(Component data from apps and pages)
=-=-=-=-=

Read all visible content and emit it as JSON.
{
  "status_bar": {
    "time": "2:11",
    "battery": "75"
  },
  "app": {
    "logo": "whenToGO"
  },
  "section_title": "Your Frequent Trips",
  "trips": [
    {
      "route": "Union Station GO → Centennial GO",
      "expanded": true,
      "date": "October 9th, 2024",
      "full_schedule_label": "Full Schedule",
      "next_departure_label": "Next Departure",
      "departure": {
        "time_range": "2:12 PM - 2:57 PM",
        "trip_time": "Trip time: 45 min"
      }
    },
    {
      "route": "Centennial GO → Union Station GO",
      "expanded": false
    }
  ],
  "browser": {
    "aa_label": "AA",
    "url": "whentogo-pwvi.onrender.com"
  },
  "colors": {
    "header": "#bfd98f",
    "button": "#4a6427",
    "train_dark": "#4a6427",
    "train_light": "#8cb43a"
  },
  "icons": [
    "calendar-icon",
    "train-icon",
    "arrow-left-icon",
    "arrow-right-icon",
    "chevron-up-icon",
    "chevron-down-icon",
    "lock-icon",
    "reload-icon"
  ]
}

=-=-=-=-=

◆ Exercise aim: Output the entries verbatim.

◆ Task output:
Read all visible content and emit it as JSON.
{
  "status_bar": {
    "time": "2:11",
    "battery": "75"
  },
  "app": {
    "logo": "whenToGO"
  },
  "section_title": "Your Frequent Trips",
  "trips": [
    {
      "route": "Union Station GO → Centennial GO",
      "expanded": true,
      "date": "October 9th, 2024",
      "full_schedule_label": "Full Schedule",
      "next_departure_label": "Next Departure",
      "departure": {
        "time_range": "2:12 PM - 2:57 PM",
        "trip_time": "Trip time: 45 min"
      }
    },
    {
      "route": "Centennial GO → Union Station GO",
      "expanded": false
    }
  ],
  "browser": {
    "aa_label": "AA",
    "url": "whentogo-pwvi.onrender.com"
  },
  "colors": {
    "header": "#bfd98f",
    "button": "#4a6427",
    "train_dark": "#4a6427",
    "train_light": "#8cb43a"
  },
  "icons": [
    "calendar-icon",
    "train-icon",
    "arrow-left-icon",
    "arrow-right-icon",
    "chevron-up-icon",
    "chevron-down-icon",
    "lock-icon",
    "reload-icon"
  ]
}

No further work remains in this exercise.